In one of the coldest springs in recent memory, our friend Allison plans her first garden. The counter-intuitive nature of this project fits her down to a tee.
She completed her master’s degree with a prize-winning thesis, then left her boyfriend, bought an old house, and went to work at the local office supply store.
That’s Allison. Something restless in her, indeed.
She arrives at Jeeves’ house late one chilly spring morning to tour the garden. Not sure what to expect, exactly, Allison imagines something out of a gardening magazine, intimidating in its design, abundance, perfection.
As it turns out, only one of those words holds true: abundance.
“It’s all a grand experiment,” Jeeves says as she pushes a burgeoning shrub out of the way so they can access the back area. The branches, wet from rain, streak them with cold water. “Sorry,” Jeeves apologizes. “I really should cut that back, but after it blooms. I’ll sacrifice comfort for flowers every time.” Her laugh is muffled by greenery and damp.
The two women come around the corner of the house. In this moment, the garden belongs to the tulips. They are everywhere, random lollipops of bright red, yellow streaked with scarlet, pale pink, deep purple. “I plant a few more each fall,” Jeeves explains, “and the critters do the rest. They move the bulbs around, I’m convinced of it, so each spring is a complete surprise to me where the flowers pop up.”
Allison takes it all in, wide-eyed. She flashes on a visual memory of her mother’s garden, each plant standing in its own place, surrounded by red lava rock: a museum exhibit, pristine and tidy compared to this riot of shape and color.

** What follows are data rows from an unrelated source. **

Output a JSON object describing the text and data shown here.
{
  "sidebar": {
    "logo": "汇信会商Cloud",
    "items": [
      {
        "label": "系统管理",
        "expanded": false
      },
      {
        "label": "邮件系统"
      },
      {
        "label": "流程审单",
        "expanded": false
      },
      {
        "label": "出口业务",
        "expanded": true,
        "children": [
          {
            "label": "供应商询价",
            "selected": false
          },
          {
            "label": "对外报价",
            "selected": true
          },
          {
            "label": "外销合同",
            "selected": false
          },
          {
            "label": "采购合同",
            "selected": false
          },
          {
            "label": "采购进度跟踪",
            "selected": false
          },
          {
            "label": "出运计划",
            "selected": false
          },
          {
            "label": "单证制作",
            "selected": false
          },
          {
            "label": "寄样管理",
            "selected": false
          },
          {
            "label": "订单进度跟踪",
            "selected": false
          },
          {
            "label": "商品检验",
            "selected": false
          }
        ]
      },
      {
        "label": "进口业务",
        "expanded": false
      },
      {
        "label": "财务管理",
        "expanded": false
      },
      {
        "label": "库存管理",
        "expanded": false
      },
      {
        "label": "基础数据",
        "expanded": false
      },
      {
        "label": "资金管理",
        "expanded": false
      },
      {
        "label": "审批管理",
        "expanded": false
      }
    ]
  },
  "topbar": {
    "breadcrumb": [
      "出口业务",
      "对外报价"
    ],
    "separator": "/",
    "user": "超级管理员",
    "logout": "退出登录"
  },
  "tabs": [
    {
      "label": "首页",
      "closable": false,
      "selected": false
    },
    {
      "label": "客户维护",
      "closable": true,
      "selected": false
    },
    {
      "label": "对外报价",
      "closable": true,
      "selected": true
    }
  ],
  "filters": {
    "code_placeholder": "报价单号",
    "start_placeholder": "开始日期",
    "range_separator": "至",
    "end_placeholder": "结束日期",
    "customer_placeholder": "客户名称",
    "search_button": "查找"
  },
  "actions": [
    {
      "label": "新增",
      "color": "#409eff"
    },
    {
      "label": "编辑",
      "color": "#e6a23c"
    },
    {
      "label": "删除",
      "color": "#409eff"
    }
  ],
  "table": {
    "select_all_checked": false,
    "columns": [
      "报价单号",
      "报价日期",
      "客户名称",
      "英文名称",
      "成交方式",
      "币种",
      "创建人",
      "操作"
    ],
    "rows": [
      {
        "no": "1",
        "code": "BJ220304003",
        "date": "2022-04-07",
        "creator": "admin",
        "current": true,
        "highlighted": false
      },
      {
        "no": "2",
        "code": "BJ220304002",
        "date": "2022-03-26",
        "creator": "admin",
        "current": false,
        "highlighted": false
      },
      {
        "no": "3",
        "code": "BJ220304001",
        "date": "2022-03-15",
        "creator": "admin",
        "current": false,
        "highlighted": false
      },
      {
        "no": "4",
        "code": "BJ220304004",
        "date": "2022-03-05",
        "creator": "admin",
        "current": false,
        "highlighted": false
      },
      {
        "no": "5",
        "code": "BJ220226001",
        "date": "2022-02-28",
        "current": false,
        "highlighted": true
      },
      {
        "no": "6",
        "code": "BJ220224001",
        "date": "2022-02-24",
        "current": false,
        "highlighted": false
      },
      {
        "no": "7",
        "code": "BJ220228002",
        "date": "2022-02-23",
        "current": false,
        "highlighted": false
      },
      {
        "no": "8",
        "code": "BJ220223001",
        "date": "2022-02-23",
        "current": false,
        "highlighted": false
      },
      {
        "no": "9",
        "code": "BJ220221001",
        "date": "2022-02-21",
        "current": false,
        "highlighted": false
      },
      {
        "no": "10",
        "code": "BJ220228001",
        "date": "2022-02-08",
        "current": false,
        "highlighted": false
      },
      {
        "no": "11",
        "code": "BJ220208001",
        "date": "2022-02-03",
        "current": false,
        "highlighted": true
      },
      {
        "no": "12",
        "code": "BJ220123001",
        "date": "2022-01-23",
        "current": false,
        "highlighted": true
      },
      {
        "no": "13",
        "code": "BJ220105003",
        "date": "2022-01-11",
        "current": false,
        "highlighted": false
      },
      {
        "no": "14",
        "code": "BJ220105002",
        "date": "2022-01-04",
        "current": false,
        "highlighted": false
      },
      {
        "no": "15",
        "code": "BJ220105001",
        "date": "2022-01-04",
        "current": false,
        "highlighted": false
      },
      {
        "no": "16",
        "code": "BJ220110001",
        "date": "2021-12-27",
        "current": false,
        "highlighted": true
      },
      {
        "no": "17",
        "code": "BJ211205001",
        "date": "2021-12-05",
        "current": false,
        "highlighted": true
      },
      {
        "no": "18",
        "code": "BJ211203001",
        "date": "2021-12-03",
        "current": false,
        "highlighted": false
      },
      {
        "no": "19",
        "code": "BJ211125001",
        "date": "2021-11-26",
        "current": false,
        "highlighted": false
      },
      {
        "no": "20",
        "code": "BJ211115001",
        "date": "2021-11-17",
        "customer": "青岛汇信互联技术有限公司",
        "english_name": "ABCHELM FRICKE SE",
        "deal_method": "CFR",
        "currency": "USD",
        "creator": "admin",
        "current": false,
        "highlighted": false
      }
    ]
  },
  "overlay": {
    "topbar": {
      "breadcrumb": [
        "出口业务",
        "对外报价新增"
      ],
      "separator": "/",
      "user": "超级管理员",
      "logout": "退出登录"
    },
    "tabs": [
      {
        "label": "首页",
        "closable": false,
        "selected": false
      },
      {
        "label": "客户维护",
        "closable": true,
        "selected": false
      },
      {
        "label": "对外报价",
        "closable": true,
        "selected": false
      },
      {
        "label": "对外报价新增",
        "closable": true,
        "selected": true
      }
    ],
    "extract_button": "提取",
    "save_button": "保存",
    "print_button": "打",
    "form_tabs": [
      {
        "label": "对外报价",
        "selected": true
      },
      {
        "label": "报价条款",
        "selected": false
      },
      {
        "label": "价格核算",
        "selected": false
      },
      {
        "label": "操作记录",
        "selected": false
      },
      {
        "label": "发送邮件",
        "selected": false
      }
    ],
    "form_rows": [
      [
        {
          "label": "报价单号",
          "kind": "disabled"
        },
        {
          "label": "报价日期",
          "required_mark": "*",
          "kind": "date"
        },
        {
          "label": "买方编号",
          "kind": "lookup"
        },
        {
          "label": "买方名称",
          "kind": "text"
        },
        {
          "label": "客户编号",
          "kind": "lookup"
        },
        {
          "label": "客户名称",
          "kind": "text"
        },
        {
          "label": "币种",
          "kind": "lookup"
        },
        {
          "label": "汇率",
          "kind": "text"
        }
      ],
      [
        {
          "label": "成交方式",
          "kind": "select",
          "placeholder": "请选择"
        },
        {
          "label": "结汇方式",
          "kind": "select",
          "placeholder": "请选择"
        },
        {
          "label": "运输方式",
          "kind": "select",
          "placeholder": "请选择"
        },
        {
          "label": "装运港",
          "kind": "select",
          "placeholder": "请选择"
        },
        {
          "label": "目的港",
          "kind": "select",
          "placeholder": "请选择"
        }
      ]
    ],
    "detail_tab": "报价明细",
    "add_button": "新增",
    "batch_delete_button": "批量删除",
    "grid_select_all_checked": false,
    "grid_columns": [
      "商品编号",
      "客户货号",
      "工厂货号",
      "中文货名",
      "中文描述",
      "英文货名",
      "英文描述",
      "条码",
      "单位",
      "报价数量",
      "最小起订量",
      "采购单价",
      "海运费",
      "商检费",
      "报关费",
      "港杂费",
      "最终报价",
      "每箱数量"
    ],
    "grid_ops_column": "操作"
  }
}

“It is all a bit much, isn’t it,” Jeeves says, again reading Allison’s thoughts. “Just remember: a garden is an ongoing conversation between you and mother nature. Sometimes it’s more of an argument; other times, it’s a shared meditation. It’s never exactly the same two days in a row. Like being married, in fact.” Jeeves laughs again, and Allison finds herself joining in.
This might be the only time I look forward to getting married, she thinks.
“Good morning, Jeeves!” a cheery male voice calls out.
“Oh, hullo, love!” Jeeves replies, as a young man emerges into the tulip-bedecked space. “Allison, this is Emil. He helps me out around the place.”